The Golden State’s online wine tasting demonstrated pinot noir at its best, writes Peter Ranscombe.
FEW grape varieties get wine geeks as excited as pinot noir.
Most-closely associated with Burgundy in France, the grape has gone on to find new homes in the new world, including at Mornington and Tasmania in Australia, Central Otago in New Zealand, and Hemel en Aarde in South Africa.
Pinot captures a sense of place – its thin skin means it soaks up the sun, resulting in different flavours being produced in warmer and cooler climates.
It expresses altitude, it expresses soil, it expresses winemaking techniques in the cellar – it’s a test for both the farmer and for the winemaker.
But, when they get it right, it can be spectacular.
And no more so than when the right site and the right winemaker come together in California.

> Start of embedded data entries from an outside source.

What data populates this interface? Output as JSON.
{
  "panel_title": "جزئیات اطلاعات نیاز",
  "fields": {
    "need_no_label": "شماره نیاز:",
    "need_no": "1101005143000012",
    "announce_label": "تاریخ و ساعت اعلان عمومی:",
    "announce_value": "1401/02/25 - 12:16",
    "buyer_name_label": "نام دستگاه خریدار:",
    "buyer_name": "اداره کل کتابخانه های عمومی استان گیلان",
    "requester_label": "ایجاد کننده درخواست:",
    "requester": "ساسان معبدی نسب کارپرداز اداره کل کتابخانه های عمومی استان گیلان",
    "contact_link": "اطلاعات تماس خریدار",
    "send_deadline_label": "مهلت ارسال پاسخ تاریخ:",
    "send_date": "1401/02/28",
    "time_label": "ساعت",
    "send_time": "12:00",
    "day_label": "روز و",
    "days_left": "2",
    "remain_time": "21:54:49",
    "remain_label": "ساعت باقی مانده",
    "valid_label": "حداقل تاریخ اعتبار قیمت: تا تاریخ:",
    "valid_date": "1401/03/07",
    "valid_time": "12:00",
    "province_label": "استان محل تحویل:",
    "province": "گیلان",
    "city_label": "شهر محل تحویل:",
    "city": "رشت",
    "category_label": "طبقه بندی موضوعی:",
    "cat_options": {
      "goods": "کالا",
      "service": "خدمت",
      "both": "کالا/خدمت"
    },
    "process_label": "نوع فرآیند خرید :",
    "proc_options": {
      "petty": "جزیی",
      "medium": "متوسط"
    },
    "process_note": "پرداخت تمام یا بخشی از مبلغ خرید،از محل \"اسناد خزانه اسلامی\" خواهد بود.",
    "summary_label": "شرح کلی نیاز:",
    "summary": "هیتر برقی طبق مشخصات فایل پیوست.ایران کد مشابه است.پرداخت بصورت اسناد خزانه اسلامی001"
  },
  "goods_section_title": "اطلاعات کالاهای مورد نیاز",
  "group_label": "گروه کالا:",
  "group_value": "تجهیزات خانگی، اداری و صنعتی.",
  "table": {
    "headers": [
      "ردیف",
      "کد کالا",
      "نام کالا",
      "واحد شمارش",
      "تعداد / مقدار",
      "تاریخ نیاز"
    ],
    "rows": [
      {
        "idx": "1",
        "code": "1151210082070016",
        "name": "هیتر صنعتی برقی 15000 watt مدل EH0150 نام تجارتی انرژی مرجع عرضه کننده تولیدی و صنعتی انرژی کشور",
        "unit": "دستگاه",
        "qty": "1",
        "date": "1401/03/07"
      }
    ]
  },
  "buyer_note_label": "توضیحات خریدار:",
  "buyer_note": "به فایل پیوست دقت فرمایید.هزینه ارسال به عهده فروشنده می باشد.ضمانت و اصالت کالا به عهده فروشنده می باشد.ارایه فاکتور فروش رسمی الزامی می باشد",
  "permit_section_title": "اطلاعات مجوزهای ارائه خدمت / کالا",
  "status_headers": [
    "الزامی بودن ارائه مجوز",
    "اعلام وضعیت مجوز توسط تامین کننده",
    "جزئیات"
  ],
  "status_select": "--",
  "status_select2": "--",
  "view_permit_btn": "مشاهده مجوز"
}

The Golden State’s pinot noir-growing areas are spread far and wide, from the – slightly – warmer Russian River Valley to the coolness of Santa Barbara.
Last month’s Essential California online wine tasting – complete with samples posted out to participants – illustrated the diversity of varieties being grown throughout the state.
And the pinots shone.
The Joy Fantastic Sta Rita Hills Pinot Noir 2017 (£34, Wanderlust Wines)
A really Burgundian nose, with cold tea, cedar, sharper cranberry and redcurrant, and rounder red plum and raspberry. There’s a powdery texture to its tannins, with deliciously-savoury blackcurrant and wild raspberry flavours on the palate.
Whitcraft Winery Santa Barbara County Pinot Noir 2017 (£44, The Solent Cellar)
Don’t let its pale colour fool you – it’s full of fruits of the forest, dried herbs, cold tea, and damp earth on the nose, leading into squeaky acidity on the palate, balanced by fresh cranberry and redcurrant, plus sweeter mocha and dark chocolate. Another savoury and elegant example, made from fruit harvested from sustainable and uncertified organic sites.
Varner Wine Upper Picnic Block Santa Cruz County Pinot Noir 2014 (£46.49, Stannary Wine)
Wafts of rose and hibiscus tea on the nose are joined by strawberry and redcurrant, with even a touch of prune developing. It’s equally elegant and perfumed on the palate, with pomegranate, spun sugar, and woody notes joining the red fruit. Despite the extra bottle age, the acidity is still lively, and there’s a lovely richness to the fruit flavours.
Marimar Estate La Masia Vineyard Russian River Valley Pinot Noir 2017 (£36, Fareham Wine Cellar)
One of the stars of our “12 wines of Christmas” virtual trip to California, the Marimar delivers all those classic sweet Golden State raspberry, red plum, strawberry jam, vanilla, and milk chocolate flavours. More damp earth and wet leaf notes are starting to emerge on the nose too. A slight step-up in tannin makes this the foody contender.
Raen Winery Freestone Occidental Bodega Vineyard Pinot Noir 2018 (£81.68, Stannary Wine)
Roses – straying even into violets – provide an attractive lifted floral note on the nose, alongside red plum, raspberry, and spun sugar. The acidity is perhaps sticking out a wee bit at the moment – and so it would probably be best suited to accompanying soft fillet steak or mushroom risotto at the moment – but that structure hints at what’s yet to come with this wine. There’s an interesting mix of sweet and sour on the palate too, stretching from spun sugar and strawberry jam through to cranberry sauce and cold tea.
Read more of Peter’s wine, beer, and spirits reviews on his drinks blog, The Grape & The Grain